A producer’s (or its authorised representative’s) failure to register or an incorrect registration can amount to a significant, unfair competitive advantage. Although their market participation is prohibited by law, they are not only shirking their producer responsibility for their own electrical and electronic equipment, but also imposing the costs of the disposal of their end-of-life products on registered producers. On account of this, regulatory offences in regarding registration can be fined with up to EUR 100,000 per infringement in addition to the imposition of penalties to compensate for the competitive advantage gained by non-registration.

Distributors are prohibited by law to offer electrical and electronic equipment that originates from producers (or their authorised representatives) who are not correctly registered. If they nevertheless offer these electrical and electronic equipment, they are considered producers and are therefore subject to the corresponding producer obligations.

Since 1 July 2023 on, operators of electronic marketplaces as well as fulfilment service providers must verify the existence of correct registration in advance (Section 45 paragraph 1 number 4a respectively number 4b ElektroG). Otherwise they are not allowed to enable offers or the provision of electrical and electronic equipment on the electronic marketplace or rather take over their fulfilment services for them. Regulatory offences against this can also be sanctioned with a fine of up to EUR 100,000 per infringement.

In order to ensure a transparent, self-controlling market, the register of registered producers and authorised representatives is published on the Internet, is accessible free of charge at all times, is daily updated by the stiftung ear and can also be retrieved fully automatically via IT interface. In addition, every producer must clearly show its registration number during the offer of electrical and electronic equipment and on invoices.

Further details, in particular concerning the scope of ElektroG, are available online at stiftung ear.

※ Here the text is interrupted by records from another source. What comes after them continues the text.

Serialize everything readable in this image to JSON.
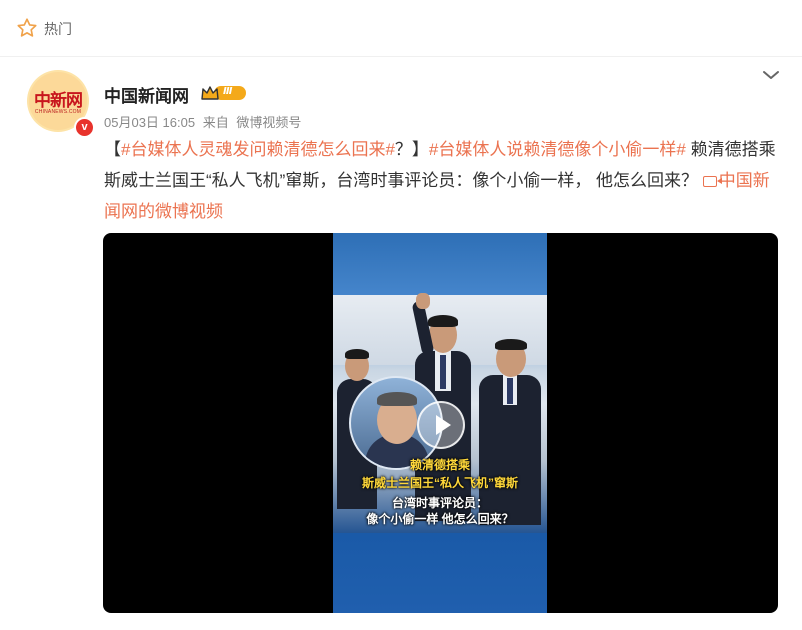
{
  "header": {
    "hot_label": "热门",
    "star_icon": "star-icon"
  },
  "post": {
    "author": "中国新闻网",
    "avatar_logo": "中新网",
    "avatar_sub": "CHINANEWS.COM",
    "verified_mark": "v",
    "level_badge": "Ⅲ",
    "date": "05月03日 16:05",
    "source_prefix": "来自",
    "source": "微博视频号",
    "text": {
      "bracket_open": "【",
      "tag1": "#台媒体人灵魂发问赖清德怎么回来#",
      "q": "？",
      "bracket_close": "】",
      "tag2": "#台媒体人说赖清德像个小偷一样#",
      "body": " 赖清德搭乘斯威士兰国王“私人飞机”窜斯，台湾时事评论员：像个小偷一样， 他怎么回来？",
      "link": "中国新闻网的微博视频"
    },
    "video": {
      "caption_line1": "赖清德搭乘",
      "caption_line2": "斯威士兰国王“私人飞机”窜斯",
      "caption_line3": "台湾时事评论员：",
      "caption_line4": "像个小偷一样 他怎么回来？"
    }
  },
  "colors": {
    "accent": "#eb7350",
    "verified": "#e8332c",
    "badge": "#f4a91a"
  }
}
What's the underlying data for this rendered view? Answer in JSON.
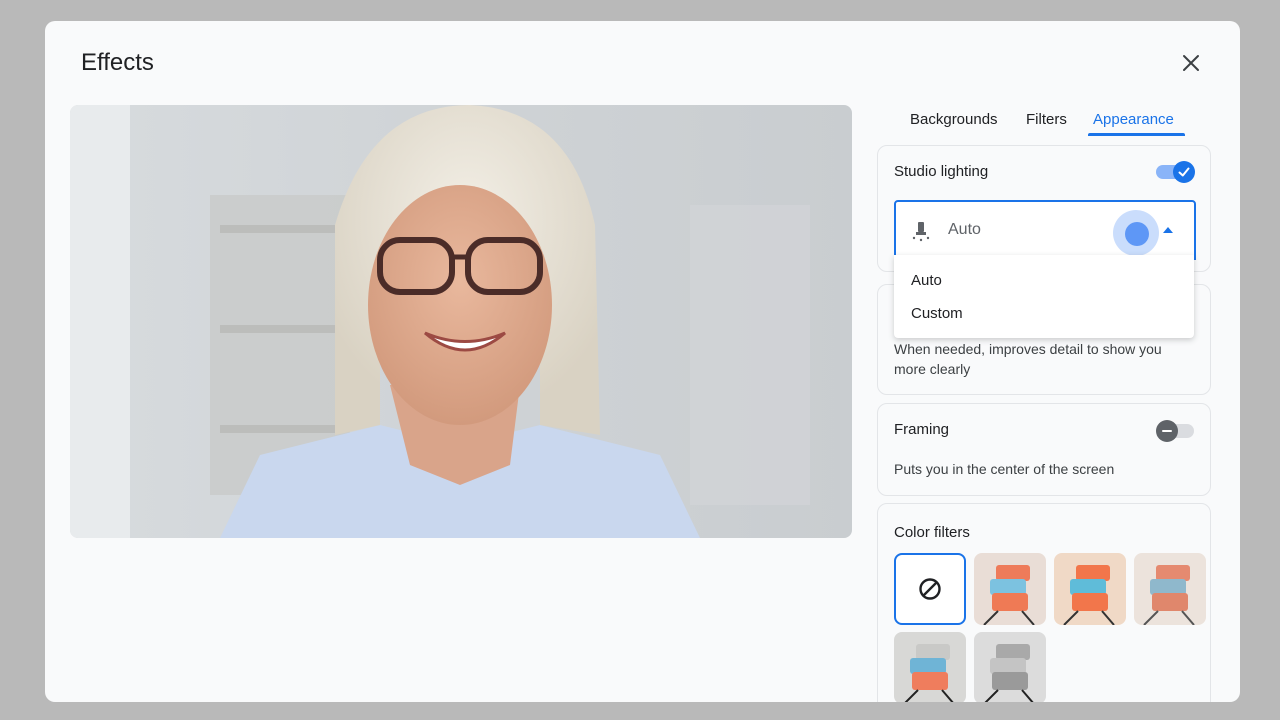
{
  "dialog": {
    "title": "Effects"
  },
  "tabs": [
    {
      "label": "Backgrounds"
    },
    {
      "label": "Filters"
    },
    {
      "label": "Appearance"
    }
  ],
  "studio_lighting": {
    "title": "Studio lighting",
    "enabled": true,
    "selected": "Auto",
    "menu_options": [
      "Auto",
      "Custom"
    ]
  },
  "studio_look": {
    "description": "When needed, improves detail to show you more clearly"
  },
  "framing": {
    "title": "Framing",
    "enabled": false,
    "description": "Puts you in the center of the screen"
  },
  "color_filters": {
    "title": "Color filters",
    "selected": "none"
  },
  "icons": {
    "close": "close-icon",
    "lighting": "lamp-icon",
    "dropdown": "caret-up-icon",
    "none": "no-filter-icon",
    "check": "check-icon",
    "minus": "minus-icon"
  },
  "colors": {
    "accent": "#1a73e8",
    "accent_light": "#8ab4f8",
    "dialog_bg": "#f9fafb",
    "backdrop": "#b9b9b9"
  }
}
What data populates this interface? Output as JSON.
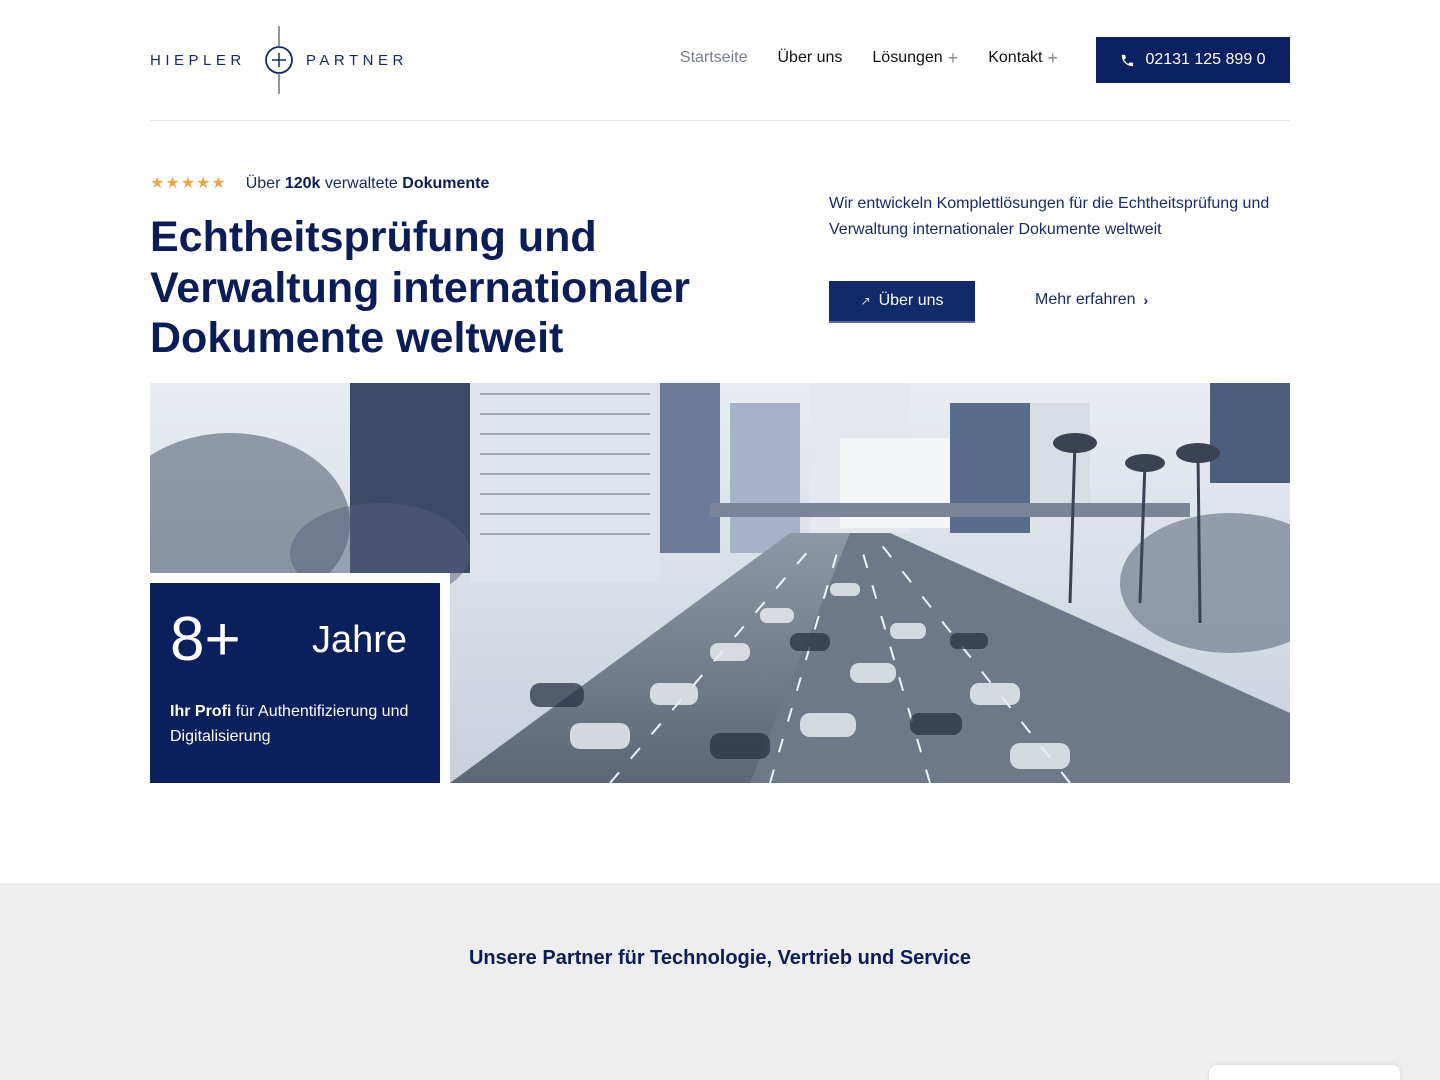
{
  "header": {
    "logo_left": "HIEPLER",
    "logo_right": "PARTNER",
    "nav": [
      {
        "label": "Startseite",
        "has_plus": false,
        "active": true
      },
      {
        "label": "Über uns",
        "has_plus": false,
        "active": false
      },
      {
        "label": "Lösungen",
        "has_plus": true,
        "active": false
      },
      {
        "label": "Kontakt",
        "has_plus": true,
        "active": false
      }
    ],
    "phone": "02131 125 899 0"
  },
  "hero": {
    "rating_prefix": "Über",
    "rating_count": "120k",
    "rating_mid": "verwaltete",
    "rating_suffix": "Dokumente",
    "headline_b1": "Echtheitsprüfung",
    "headline_t1": "und",
    "headline_b2": "Verwaltung",
    "headline_t2": "internationaler Dokumente weltweit",
    "intro": "Wir entwickeln Komplettlösungen für die Echtheitsprüfung und Verwaltung internationaler Dokumente weltweit",
    "about_button": "Über uns",
    "more_link": "Mehr erfahren"
  },
  "stat": {
    "number": "8+",
    "unit": "Jahre",
    "desc_bold": "Ihr Profi",
    "desc_rest": "für Authentifizierung und Digitalisierung"
  },
  "partners": {
    "title": "Unsere Partner für Technologie, Vertrieb und Service"
  },
  "colors": {
    "navy": "#0b1f5c",
    "star": "#e9a94b",
    "band": "#eeeeef"
  }
}
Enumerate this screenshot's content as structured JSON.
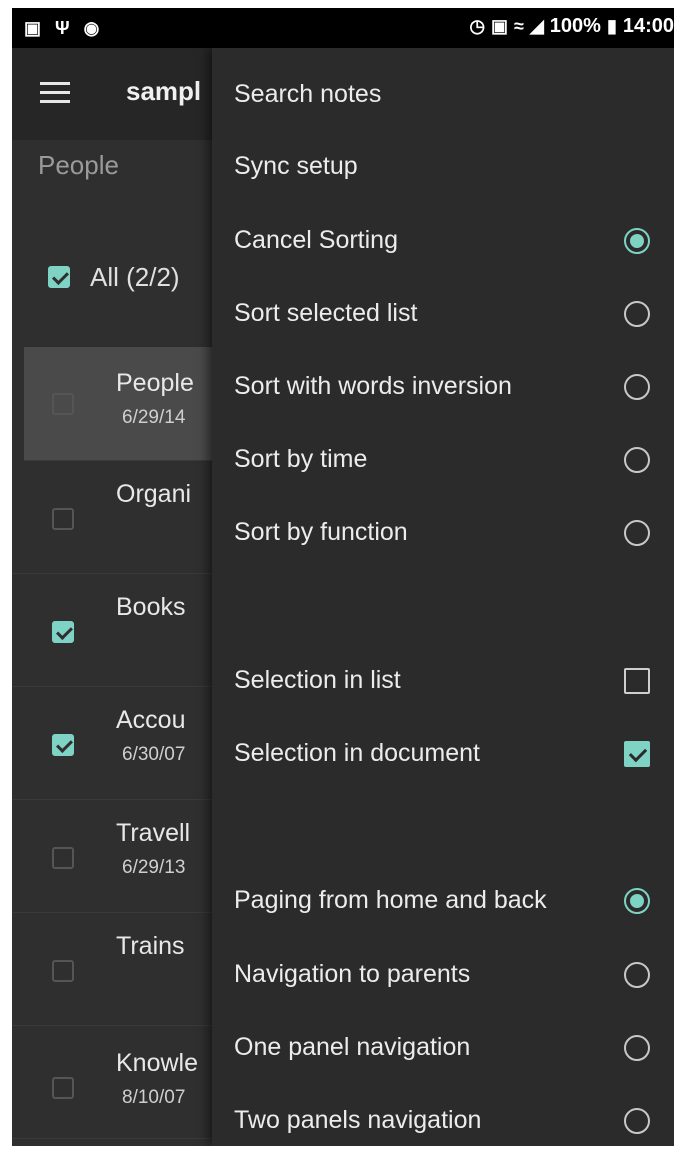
{
  "status_bar": {
    "left_icons": [
      "image-icon",
      "usb-icon",
      "circle-icon"
    ],
    "battery": "100%",
    "time": "14:00"
  },
  "app_bar": {
    "title": "sampl"
  },
  "list": {
    "header": "People",
    "all_label": "All (2/2)",
    "items": [
      {
        "title": "People",
        "date": "6/29/14",
        "checked": false
      },
      {
        "title": "Organi",
        "date": "",
        "checked": false
      },
      {
        "title": "Books",
        "date": "",
        "checked": true
      },
      {
        "title": "Accou",
        "date": "6/30/07",
        "checked": true
      },
      {
        "title": "Travell",
        "date": "6/29/13",
        "checked": false
      },
      {
        "title": "Trains",
        "date": "",
        "checked": false
      },
      {
        "title": "Knowle",
        "date": "8/10/07",
        "checked": false
      }
    ]
  },
  "menu": {
    "search_notes": "Search notes",
    "sync_setup": "Sync setup",
    "sort_options": [
      {
        "label": "Cancel Sorting",
        "selected": true
      },
      {
        "label": "Sort selected list",
        "selected": false
      },
      {
        "label": "Sort with words inversion",
        "selected": false
      },
      {
        "label": "Sort by time",
        "selected": false
      },
      {
        "label": "Sort by function",
        "selected": false
      }
    ],
    "selection_options": [
      {
        "label": "Selection in list",
        "checked": false
      },
      {
        "label": "Selection in document",
        "checked": true
      }
    ],
    "navigation_options": [
      {
        "label": "Paging from home and back",
        "selected": true
      },
      {
        "label": "Navigation to parents",
        "selected": false
      },
      {
        "label": "One panel navigation",
        "selected": false
      },
      {
        "label": "Two panels navigation",
        "selected": false
      }
    ]
  },
  "colors": {
    "accent": "#7fd3c4",
    "background": "#2f2f2f",
    "menu_background": "#2b2b2b"
  }
}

You can create a free dynamic bookmark which ensures that you are notified of any changes on the stiftung ear website in a timely manner.

UBA acts as Board of Appeal

Since July 2007, the German Environment Agency has acted as a board of appeal for decisions contesting administrative acts of the stiftung ear. The producer may file an appeal with either stiftung ear or the German Environment Agency. Administrative appeal proceedings against most of the official acts of the stiftung ear have been admitted by 24 October 2015. The exception to this regulation is an appeal against pick-up and pre-position orders (Section 44 Para 1 ElektroG), in which case the appeal must be lodged with the administrative court.